* Heavy week of bond supply
* U.S. Feb inflation data also due out
* Euro zone periphery govt bond yields tmsnrt.rs/2ii2Bqr
By Dhara Ranasinghe
LONDON, March 13 (Reuters) - Euro zone government bond yields were largely steady on Tuesday, as investors braced for the first wave of this week’s hefty bond supply as well as U.S. inflation data that could provide clues on the pace of monetary tightening from the Federal Reserve.
Bond markets in the single currency bloc have been well supported since last Thursday’s European Central Bank meeting, with policy makers stressing that interest rates will remain low for some time even as the bank takes tentative steps towards exiting its massive stimulus scheme.
Having fallen to one-week lows on Monday, Germany’s 10-year bond yield was flat at around 0.63 percent in early Tuesday trade - in line with its euro zone peers.
“The market looks very well supported at the moment. The U.S. remains the main risk for the market in terms of a negative spill over,” said Commerzbank rates strategist Michael Leister.
“For 10-year (German) bond yields to fall below 0.60 percent, we need another strong trigger.”
Further falls in borrowing costs were also seen as limited for now as markets prepare to absorb up to 30 billion euros worth of new supply this week - something that often puts upward pressure on bond yields.
The Netherlands and Italy hold bond sales later in the session.
The Italian bond sale, which includes a new 7-year bond, could be a test of investor appetite towards Italian debt in the wake of the inconclusive March 4 election.
On Monday, the caretaker leader of Italy’s ruling Democratic Party said the party should go into opposition after its bruising election defeat and resist calls to participate in the next government as a junior partner.
U.S. inflation data due later in the day was also in focus for clues on the pace of Federal Reserve interest rate rises this year.
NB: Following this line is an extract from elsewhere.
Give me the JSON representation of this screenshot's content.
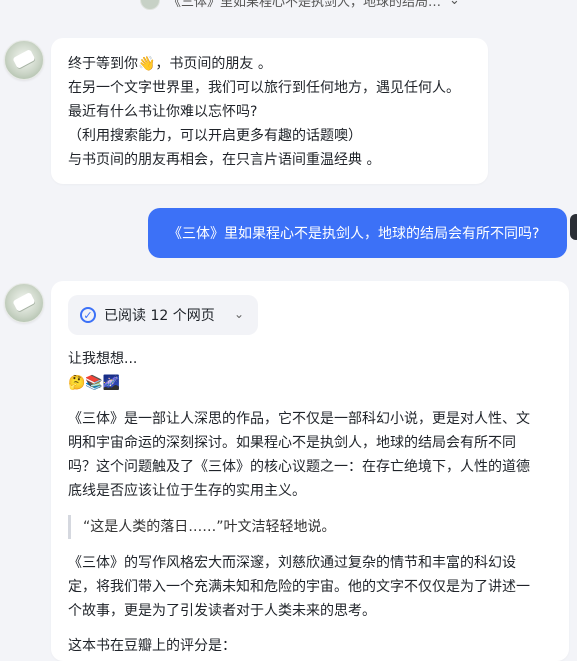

Analysts polled by Reuters forecast the U.S. consumer price index rose 2.2 percent in February year-on-year, compared with a 2.1 percent rise a month earlier.
“In bond markets, focus today is solely on the U.S. CPI release, where we see the surprise risk for the core reading as being on the downside,” analysts at UniCredit said in note. (Reporting by Dhara Ranasinghe Editing by Andrew Heavens)